I made an alternative version using orange matchmakers to complement my chocolate orange cupcakes. They turned out well, but I could improve them with some yellow food colouring to make the icing less pink and more fire. I did these myself but they are definitely a bake the kids could have helped with.
There are lots of ways to make and bake Stick. Below are a few I found, some are child-friendly, others are bakes for grown-ups only:
- Another really easy “bake” I spotted was this one from Sun Hats and Wellie Boots. The recipe is designed to accompany Julia Donaldson’s Stick Man (more on that below) but could easily be made into Stick from Hey Duggee with the addition of two more legs.
- These homemade stick biscuits from the Hey Duggee website look really cool but are one of the trickier ways to make edible Sticks.
Stick Games and Activities
Sticks are surprisingly versatile as a crafting material. Collecting the right kind of twig for the project is a skill and an entertaining activity itself. Pinterest is full of ideas for kids stick projects, many of which you can do in your own garden or local park.
Stick from The Stick Badge is actually a stick insect. We came up with a straightforward way to create a stick insect with a stick from the garden, pipe cleaners and googly eyes. This was a great way to reinforce some learning we had previously done on insects and camouflage.
Winnie-the-Pooh’s 50 Things to do Before You’re 5 ¾ is a list of outdoor activities for children. It. would not be a comprehensive list if it didn’t include Poohsticks, and this would not be a complete blog post about sticks if I didn’t include it too. This classic childhood game requires a twig and a bridge over a river.
July 2020’s Mud and Bloom box came with a cool stick activity that my 5-year-old loved. The craft in this kit was to collect sticks to make a raft. It’s a good chance for your Squirrels to practise the things they learned in the Stick Badge by challenging them to select suitable sticks. String, material, clay and paints for the sails are included.
Mud and Bloom boxes are expensive, but they come with high-quality materials for four or five activities. The packages are designed for kids aged 3+, but they require lots of parental help. Even if you don’t want to or cannot buy the boxes, they can serve as an excellent source of inspiration for seasonably appropriate outdoor crafts. Here are a couple more examples of things to do with sticks from Mud and Bloom:
- December 2019’s stick activity is making twig star decorations.
- August 2020’s stick activity is a twig picture frame.
Read Stick Man by Julia Donaldson
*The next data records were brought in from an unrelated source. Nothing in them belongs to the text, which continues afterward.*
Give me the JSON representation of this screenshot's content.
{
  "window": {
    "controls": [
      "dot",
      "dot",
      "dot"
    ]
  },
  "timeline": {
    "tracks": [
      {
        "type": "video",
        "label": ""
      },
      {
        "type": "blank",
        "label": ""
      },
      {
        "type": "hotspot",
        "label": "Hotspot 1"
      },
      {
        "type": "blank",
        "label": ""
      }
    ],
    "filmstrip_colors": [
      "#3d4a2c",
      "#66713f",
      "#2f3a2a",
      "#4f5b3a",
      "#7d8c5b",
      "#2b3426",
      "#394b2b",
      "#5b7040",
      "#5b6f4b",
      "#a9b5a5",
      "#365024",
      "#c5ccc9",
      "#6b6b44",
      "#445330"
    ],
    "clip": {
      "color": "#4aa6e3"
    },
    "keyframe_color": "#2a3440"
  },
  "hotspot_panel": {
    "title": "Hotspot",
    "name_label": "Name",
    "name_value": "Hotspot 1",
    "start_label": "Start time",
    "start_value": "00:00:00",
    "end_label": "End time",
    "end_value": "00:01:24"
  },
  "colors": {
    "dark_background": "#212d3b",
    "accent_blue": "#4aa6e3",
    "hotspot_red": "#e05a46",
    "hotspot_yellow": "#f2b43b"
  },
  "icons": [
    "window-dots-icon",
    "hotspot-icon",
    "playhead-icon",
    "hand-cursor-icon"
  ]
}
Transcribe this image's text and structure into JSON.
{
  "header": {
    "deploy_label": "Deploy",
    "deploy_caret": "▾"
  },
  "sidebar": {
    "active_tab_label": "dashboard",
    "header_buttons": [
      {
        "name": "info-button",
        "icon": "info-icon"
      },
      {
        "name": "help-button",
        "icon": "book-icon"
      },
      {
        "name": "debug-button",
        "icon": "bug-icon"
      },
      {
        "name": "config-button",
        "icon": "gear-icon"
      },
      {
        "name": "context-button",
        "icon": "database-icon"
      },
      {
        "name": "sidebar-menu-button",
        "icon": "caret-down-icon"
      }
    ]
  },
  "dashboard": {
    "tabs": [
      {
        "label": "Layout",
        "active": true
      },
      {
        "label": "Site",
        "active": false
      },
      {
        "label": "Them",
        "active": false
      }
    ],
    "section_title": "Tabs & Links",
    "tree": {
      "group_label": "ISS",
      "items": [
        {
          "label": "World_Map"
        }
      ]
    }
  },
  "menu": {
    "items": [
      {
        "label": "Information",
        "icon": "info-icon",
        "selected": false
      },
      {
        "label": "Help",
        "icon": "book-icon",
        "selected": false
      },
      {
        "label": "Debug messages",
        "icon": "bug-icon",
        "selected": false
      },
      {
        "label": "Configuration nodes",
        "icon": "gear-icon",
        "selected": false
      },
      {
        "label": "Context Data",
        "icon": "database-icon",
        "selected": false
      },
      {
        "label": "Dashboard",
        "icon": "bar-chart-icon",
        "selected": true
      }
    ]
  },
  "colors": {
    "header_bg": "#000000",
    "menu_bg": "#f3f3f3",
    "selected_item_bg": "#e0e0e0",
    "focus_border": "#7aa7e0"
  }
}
Stick Man by Julia Donaldson has become a classic children’s book. The story is the sad tale of a Stickman. He is taken away from his family by a series of unfortunate circumstances but eventually finds his way back through kindness. However, during his adventures, the story explores the many different ways that sticks can be used for play. Stick uses in the book include Poohsticks, a mast for a flag, a sword for a knight, a pen, a bow, a bat, a boomerang and an arm for a snowman.
More Hey Duggee Resources
- The Hey Duggee Sticky Sticker Activity Book is full of activities based around the Stick Badge. However, it is probably the weakest of all the available sticker books.
- This versatile Hey Duggee toy includes Stick and Duggee’s sunglasses from this episode. It comes with accessories from The Voice Badge, Pizza Badge and more.
- This set of Hey Duggee figurines comes with Stick and Duggee in his Stick Badge rave outfit.
- The Hey Duggee website also has a free pattern for a felt Stick if you are feeling creative.